■ ASSIGNMENT ■
Gather all lines with "클러스터" from the records.

[Records from a collection]
-------

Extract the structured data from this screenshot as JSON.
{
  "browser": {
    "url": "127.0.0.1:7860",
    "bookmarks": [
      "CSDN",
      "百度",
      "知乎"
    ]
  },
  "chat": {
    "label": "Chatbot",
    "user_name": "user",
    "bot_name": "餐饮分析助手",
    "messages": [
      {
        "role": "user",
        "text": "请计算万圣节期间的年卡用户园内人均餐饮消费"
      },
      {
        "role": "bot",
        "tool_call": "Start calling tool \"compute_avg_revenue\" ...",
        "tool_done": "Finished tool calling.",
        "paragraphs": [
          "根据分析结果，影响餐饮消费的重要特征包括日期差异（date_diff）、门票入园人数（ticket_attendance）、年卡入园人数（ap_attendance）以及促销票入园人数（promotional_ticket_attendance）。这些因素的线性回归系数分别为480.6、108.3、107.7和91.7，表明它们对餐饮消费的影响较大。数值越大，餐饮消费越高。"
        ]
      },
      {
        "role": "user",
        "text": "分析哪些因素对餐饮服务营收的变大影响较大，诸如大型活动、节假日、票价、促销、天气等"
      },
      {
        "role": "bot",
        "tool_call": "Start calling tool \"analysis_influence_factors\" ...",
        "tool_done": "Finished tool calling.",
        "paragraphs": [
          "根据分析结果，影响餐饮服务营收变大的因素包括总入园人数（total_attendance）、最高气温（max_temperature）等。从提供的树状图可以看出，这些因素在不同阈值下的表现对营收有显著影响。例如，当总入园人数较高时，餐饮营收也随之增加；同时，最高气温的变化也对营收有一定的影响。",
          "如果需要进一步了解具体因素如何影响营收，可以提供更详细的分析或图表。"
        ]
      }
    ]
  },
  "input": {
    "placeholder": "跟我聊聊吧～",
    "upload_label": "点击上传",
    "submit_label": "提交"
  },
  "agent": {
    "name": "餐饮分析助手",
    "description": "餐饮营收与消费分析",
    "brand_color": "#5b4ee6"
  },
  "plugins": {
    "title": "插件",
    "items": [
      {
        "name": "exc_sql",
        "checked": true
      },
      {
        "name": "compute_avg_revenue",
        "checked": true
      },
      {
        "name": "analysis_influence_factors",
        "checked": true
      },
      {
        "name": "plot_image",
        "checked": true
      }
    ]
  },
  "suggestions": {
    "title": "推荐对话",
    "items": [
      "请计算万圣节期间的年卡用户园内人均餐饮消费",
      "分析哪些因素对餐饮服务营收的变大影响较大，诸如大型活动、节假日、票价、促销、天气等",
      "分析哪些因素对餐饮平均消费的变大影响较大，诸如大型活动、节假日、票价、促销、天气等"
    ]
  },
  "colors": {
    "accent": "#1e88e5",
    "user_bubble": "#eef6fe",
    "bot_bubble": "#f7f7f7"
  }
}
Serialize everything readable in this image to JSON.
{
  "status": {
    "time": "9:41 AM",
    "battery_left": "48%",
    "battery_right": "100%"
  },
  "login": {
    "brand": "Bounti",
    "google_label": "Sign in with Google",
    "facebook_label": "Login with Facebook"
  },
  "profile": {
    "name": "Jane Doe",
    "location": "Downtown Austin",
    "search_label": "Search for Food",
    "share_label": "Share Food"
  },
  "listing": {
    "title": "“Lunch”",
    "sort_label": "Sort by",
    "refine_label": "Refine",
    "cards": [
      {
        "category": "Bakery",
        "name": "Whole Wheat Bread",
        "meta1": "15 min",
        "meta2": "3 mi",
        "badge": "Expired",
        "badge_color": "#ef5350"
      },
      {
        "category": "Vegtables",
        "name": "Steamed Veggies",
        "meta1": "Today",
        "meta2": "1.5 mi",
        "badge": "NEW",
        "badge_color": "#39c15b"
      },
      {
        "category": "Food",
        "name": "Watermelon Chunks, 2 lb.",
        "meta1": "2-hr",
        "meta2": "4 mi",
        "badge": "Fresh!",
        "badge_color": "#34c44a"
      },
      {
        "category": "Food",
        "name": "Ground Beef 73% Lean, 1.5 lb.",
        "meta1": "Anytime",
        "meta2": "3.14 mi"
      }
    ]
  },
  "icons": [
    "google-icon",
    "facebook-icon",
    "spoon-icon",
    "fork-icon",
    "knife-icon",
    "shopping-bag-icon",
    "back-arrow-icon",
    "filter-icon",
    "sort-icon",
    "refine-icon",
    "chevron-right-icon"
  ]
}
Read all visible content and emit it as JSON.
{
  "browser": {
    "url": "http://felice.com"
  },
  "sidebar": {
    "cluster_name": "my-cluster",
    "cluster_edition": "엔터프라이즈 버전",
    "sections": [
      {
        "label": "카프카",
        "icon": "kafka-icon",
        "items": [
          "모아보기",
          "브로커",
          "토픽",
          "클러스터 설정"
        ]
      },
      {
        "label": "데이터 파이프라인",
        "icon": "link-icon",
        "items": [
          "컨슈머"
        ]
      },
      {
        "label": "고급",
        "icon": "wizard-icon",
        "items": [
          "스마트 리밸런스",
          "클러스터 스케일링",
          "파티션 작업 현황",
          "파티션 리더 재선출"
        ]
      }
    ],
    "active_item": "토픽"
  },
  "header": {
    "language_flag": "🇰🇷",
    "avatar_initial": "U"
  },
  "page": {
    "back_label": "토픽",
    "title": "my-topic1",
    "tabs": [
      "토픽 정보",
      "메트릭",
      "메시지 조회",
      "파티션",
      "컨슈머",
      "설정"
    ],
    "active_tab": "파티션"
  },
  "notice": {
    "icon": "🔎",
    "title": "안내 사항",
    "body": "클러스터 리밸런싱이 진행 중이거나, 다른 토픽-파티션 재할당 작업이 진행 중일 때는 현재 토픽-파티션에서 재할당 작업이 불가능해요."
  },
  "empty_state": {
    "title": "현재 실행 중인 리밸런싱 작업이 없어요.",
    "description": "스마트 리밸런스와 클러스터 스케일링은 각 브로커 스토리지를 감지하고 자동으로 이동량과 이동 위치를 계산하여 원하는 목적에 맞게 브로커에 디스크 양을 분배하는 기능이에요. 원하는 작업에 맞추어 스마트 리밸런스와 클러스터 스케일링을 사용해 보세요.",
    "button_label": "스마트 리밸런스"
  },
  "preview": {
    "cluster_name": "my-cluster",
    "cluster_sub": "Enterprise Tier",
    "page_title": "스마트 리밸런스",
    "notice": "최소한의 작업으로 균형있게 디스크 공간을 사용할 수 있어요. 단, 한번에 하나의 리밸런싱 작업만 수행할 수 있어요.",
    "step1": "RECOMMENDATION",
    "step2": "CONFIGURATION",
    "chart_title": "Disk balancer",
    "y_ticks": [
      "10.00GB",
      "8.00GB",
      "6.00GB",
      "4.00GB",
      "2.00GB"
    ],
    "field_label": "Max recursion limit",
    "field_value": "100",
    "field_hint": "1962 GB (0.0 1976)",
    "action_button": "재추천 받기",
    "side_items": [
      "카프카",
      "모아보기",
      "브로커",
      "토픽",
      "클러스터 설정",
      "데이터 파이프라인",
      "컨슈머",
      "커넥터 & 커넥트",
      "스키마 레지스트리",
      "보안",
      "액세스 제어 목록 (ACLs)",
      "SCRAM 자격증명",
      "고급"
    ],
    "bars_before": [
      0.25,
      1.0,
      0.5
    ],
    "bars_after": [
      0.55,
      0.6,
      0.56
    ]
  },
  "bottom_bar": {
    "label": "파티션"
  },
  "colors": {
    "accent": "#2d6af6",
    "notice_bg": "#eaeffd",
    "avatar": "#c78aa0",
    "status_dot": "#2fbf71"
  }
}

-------

■ REPLY TO THE TASK ■
          "클러스터 설정"
          "클러스터 스케일링",
    "body": "클러스터 리밸런싱이 진행 중이거나, 다른 토픽-파티션 재할당 작업이 진행 중일 때는 현재 토픽-파티션에서 재할당 작업이 불가능해요."
    "description": "스마트 리밸런스와 클러스터 스케일링은 각 브로커 스토리지를 감지하고 자동으로 이동량과 이동 위치를 계산하여 원하는 목적에 맞게 브로커에 디스크 양을 분배하는 기능이에요. 원하는 작업에 맞추어 스마트 리밸런스와 클러스터 스케일링을 사용해 보세요.",
      "클러스터 설정",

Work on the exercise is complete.